— What is being asked —
Copy each line in the data that includes the word "JSON".

— Data to process —
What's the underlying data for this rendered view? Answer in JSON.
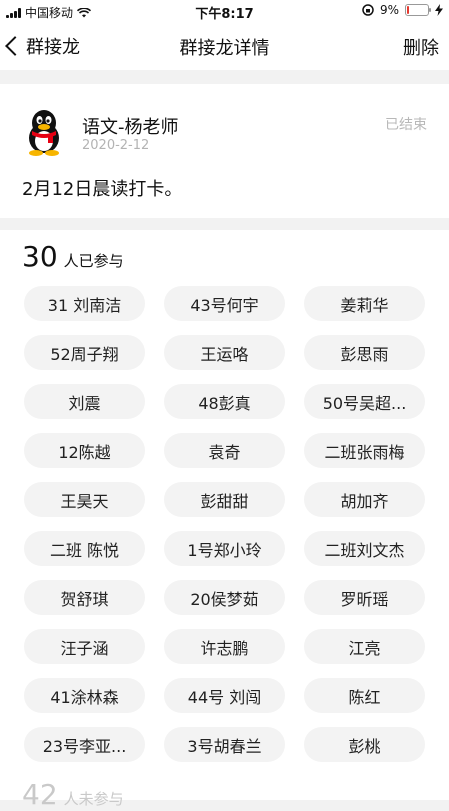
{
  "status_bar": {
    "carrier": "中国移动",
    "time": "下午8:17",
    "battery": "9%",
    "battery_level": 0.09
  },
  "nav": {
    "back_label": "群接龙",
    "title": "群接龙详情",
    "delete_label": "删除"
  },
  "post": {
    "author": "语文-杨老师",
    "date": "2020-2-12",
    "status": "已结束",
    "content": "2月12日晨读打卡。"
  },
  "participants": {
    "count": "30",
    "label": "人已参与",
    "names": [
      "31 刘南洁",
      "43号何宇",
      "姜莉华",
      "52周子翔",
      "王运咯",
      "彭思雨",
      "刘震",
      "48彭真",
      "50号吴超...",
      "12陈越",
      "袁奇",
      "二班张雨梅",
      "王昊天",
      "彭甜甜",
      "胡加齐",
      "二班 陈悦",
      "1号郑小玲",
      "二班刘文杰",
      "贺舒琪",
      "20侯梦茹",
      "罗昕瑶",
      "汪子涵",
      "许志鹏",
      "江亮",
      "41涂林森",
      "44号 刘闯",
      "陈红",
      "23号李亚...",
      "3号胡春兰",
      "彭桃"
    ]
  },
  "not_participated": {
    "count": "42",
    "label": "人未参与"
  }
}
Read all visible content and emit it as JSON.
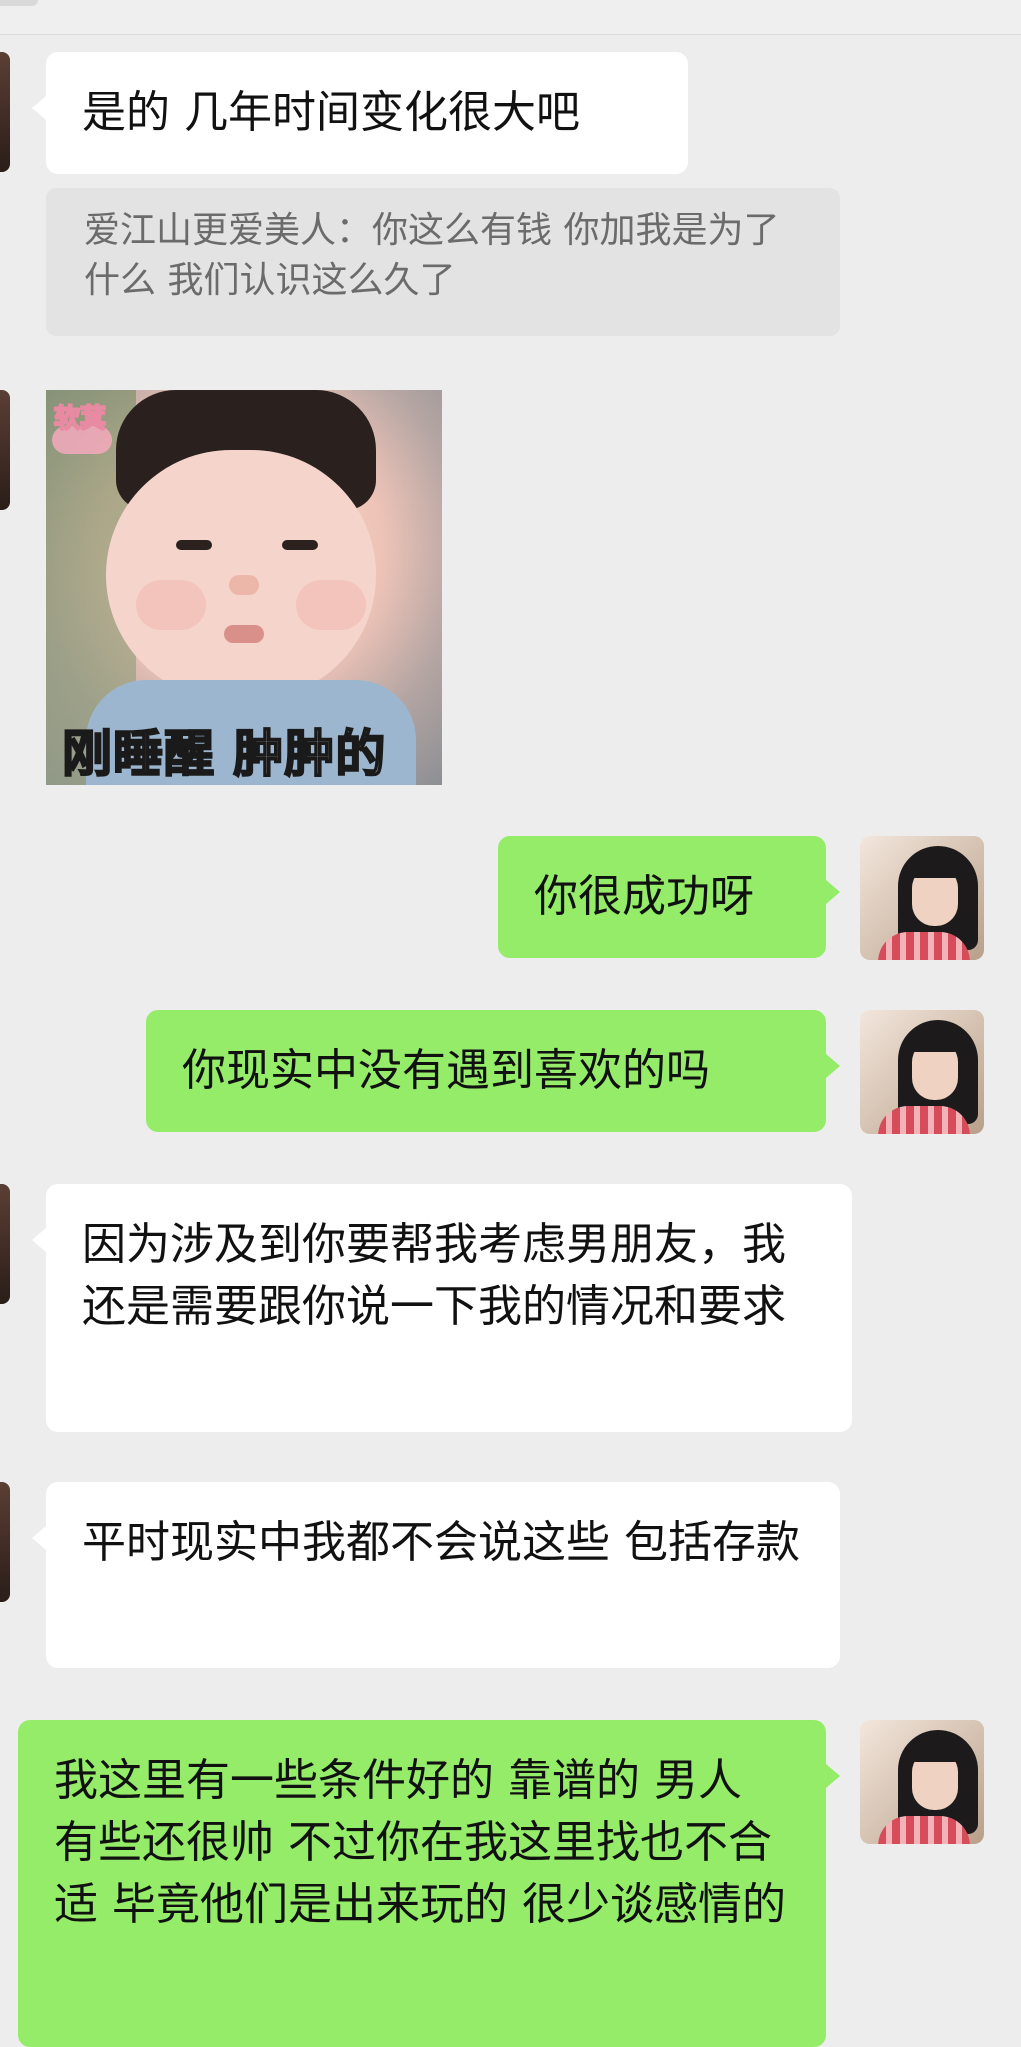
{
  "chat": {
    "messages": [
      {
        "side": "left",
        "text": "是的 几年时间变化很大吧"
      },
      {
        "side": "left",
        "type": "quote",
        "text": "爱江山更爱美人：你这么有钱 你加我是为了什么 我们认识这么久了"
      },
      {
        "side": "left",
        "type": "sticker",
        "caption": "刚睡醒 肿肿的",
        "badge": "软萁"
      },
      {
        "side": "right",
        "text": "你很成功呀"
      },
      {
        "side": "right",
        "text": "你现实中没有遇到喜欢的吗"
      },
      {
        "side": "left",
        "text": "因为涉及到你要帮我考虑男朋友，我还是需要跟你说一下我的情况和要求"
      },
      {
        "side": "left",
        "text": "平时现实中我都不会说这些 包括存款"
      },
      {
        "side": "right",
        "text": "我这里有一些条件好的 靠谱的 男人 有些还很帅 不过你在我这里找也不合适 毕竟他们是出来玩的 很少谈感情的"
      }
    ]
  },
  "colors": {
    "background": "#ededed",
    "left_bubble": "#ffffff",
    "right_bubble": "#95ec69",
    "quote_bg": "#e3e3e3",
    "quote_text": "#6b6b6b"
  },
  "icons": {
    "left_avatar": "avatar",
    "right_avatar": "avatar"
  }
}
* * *
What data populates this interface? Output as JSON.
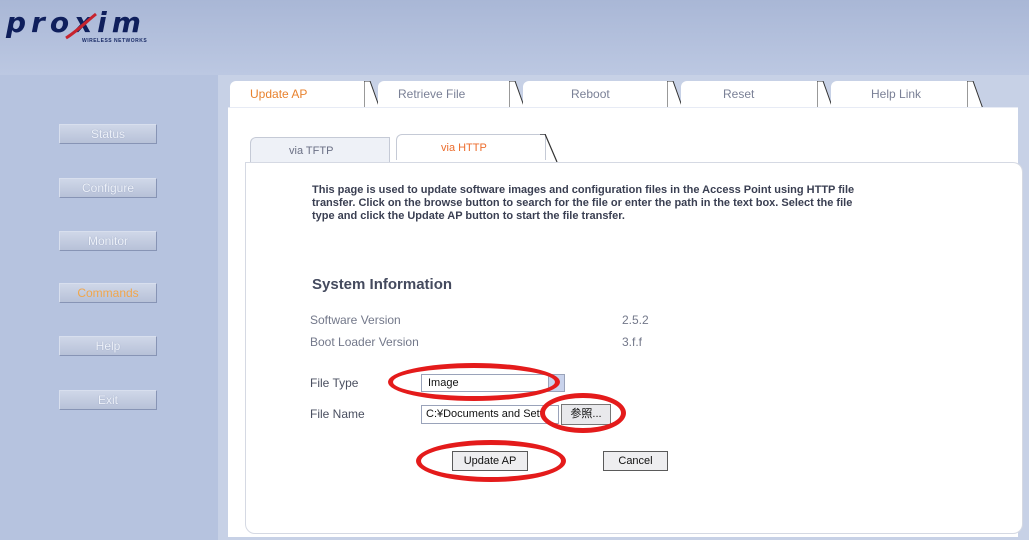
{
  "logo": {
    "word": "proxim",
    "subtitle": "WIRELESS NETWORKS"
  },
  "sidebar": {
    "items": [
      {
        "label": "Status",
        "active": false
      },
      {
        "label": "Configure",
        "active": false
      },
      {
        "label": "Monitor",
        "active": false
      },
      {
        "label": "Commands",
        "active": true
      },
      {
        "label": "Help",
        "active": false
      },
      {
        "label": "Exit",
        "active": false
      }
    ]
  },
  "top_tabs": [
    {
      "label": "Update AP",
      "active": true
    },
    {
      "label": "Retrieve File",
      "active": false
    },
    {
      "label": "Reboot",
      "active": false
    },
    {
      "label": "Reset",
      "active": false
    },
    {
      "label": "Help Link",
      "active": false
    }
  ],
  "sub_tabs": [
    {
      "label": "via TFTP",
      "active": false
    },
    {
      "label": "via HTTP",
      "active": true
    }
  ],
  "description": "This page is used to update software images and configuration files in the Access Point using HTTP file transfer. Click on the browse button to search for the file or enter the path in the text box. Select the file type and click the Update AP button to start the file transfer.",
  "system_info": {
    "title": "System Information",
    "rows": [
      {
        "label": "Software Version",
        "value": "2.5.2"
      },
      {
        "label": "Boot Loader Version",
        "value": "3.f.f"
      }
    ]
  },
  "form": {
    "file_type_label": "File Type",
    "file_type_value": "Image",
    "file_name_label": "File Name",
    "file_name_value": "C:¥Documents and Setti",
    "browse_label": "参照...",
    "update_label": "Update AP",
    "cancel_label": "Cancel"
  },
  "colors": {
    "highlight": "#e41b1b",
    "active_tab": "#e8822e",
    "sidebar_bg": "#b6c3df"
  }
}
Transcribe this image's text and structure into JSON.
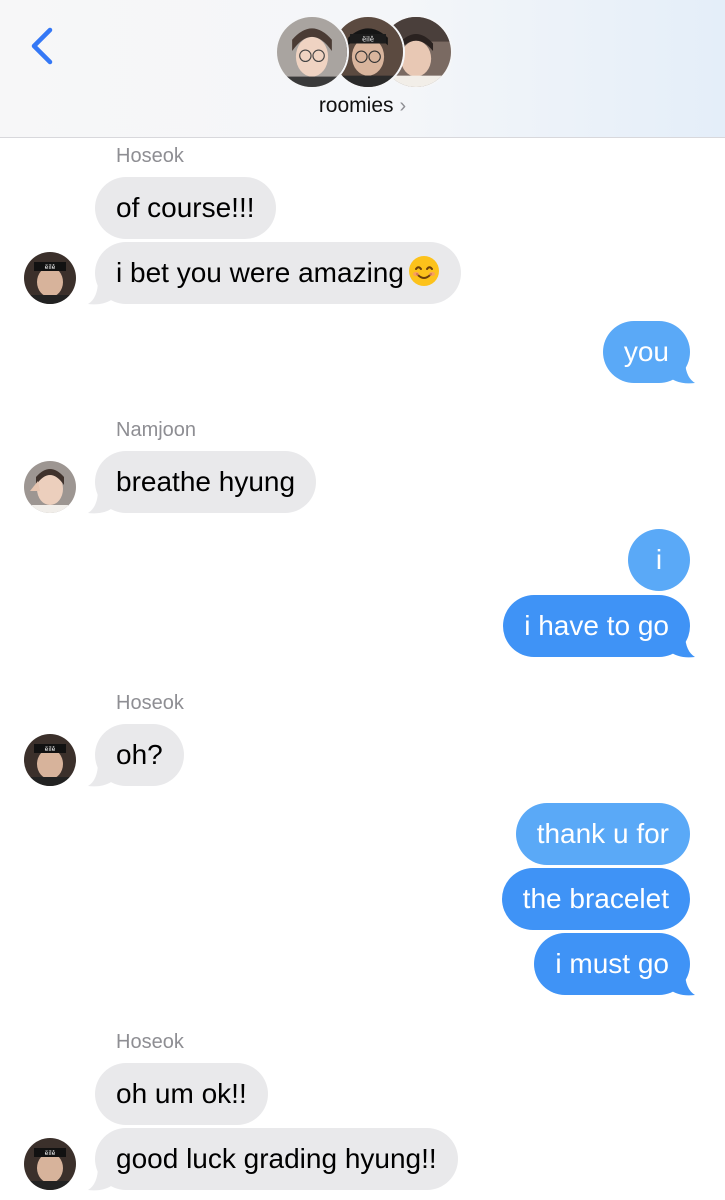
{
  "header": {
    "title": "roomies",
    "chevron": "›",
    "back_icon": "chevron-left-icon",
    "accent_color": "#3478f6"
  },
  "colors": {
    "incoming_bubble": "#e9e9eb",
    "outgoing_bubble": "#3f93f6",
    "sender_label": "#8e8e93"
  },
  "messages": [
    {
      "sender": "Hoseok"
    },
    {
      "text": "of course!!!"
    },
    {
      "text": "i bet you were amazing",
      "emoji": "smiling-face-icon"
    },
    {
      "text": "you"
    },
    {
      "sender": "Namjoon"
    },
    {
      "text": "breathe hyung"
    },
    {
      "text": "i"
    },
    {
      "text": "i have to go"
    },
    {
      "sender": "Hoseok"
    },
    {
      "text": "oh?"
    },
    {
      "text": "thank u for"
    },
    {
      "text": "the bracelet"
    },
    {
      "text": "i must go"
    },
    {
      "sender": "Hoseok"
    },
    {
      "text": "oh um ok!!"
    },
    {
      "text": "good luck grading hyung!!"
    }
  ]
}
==
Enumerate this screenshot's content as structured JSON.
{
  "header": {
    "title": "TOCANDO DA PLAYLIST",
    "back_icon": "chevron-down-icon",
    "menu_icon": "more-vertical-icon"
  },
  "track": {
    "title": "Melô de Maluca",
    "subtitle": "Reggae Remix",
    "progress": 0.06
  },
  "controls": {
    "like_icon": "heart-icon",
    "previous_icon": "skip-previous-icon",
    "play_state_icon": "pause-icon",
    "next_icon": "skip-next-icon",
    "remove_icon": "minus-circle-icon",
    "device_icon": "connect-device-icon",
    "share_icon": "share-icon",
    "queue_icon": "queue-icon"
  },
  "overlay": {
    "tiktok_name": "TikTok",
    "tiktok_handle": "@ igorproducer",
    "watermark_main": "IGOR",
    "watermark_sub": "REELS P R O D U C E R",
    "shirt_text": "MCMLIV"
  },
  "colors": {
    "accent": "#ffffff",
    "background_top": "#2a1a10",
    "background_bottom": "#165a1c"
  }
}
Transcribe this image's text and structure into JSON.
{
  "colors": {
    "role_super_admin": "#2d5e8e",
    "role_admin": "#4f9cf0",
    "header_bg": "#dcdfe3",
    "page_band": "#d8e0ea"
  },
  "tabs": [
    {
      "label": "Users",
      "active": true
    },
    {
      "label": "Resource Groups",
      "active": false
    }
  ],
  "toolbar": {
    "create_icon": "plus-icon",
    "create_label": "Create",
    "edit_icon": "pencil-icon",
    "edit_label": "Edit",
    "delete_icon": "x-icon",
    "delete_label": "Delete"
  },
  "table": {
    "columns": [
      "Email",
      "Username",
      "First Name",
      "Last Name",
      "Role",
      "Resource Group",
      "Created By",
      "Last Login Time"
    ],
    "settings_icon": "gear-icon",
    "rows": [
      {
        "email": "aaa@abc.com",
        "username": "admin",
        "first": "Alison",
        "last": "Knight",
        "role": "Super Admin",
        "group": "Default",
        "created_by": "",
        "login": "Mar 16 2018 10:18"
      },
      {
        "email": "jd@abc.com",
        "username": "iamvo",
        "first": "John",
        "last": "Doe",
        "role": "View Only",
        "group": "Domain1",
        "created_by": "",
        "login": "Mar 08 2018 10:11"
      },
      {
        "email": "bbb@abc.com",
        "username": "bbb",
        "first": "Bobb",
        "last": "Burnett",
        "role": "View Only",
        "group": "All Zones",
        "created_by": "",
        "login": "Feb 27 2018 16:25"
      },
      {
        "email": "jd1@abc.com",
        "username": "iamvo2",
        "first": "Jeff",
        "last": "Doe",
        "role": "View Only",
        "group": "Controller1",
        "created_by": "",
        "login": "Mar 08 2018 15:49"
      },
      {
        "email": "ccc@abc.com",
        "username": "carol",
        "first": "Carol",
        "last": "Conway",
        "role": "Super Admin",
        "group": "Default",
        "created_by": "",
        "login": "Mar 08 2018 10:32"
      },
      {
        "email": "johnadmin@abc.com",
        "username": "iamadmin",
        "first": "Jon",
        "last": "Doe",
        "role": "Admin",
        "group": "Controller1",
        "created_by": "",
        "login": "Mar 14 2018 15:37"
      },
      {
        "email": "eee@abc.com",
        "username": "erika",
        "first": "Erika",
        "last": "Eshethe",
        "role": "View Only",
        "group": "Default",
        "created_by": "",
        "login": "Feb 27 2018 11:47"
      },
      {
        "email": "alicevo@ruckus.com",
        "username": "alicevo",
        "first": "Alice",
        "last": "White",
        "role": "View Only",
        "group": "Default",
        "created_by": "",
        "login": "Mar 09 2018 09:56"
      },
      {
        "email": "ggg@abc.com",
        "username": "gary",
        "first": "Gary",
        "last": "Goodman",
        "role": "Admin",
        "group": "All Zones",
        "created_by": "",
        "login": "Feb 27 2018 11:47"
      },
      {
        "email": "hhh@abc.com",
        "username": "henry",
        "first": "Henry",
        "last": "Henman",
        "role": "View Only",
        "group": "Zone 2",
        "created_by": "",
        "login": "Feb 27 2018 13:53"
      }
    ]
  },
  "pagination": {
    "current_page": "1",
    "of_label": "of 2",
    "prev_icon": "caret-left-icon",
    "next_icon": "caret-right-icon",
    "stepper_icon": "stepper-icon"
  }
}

— Task response —
What's the underlying data for this rendered view? Answer in JSON.
Read all visible content and emit it as JSON.
What data populates this interface? Output as JSON.
Transcribe this image's text and structure into JSON.
Enumerate this screenshot's content as structured JSON.
Transcribe this image's text and structure into JSON.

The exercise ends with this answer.